by Oscar Wilde
The Picture of Dorian Gray Theme of Mortality
Death and age really get a bad rap in The Picture of Dorian Gray. To our protagonist, the most important things in life are youth and beauty – really, they're the only important things. Losing them is so unthinkable that he decides to sell his soul in exchange for eternal youth. It might just be us, but this doesn't seem like the best of bargains. Still, it's the way the story goes, and in the end, it turns out – surprise, surprise! – that nobody can actually escape his own mortality.
Questions About Mortality
- Why is Dorian so afraid of aging?
- Does this novel offer us any hope for life after middle age?
- What are the various characters' thoughts on the natural process of age and death?
Chew on This
The absence of appealing aging characters might lead readers of The Picture of Dorian Gray to believe that life stops at forty.

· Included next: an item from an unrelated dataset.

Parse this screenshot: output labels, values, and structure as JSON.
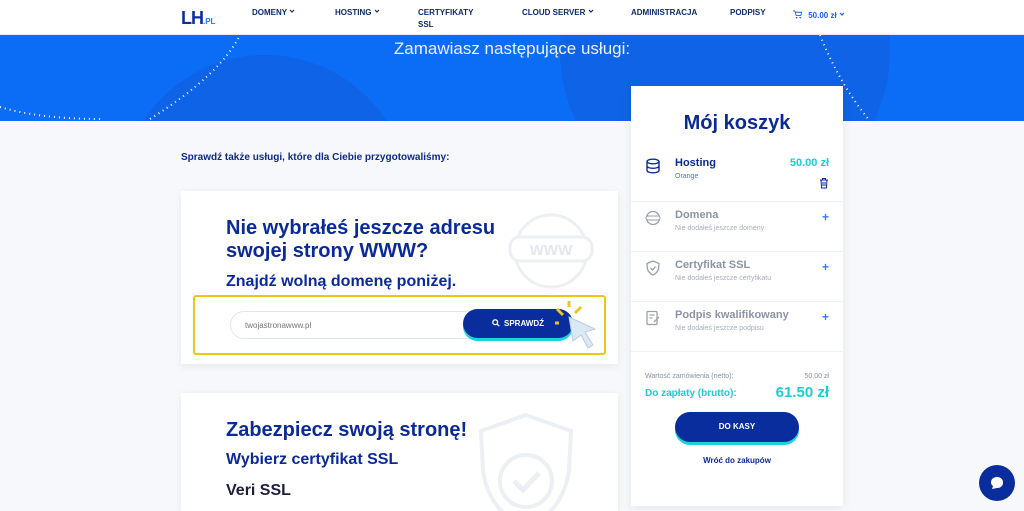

Death is interestingly removed from any religious sense of the afterlife; in the novel, death is truly an ending without the possibility of future salvation.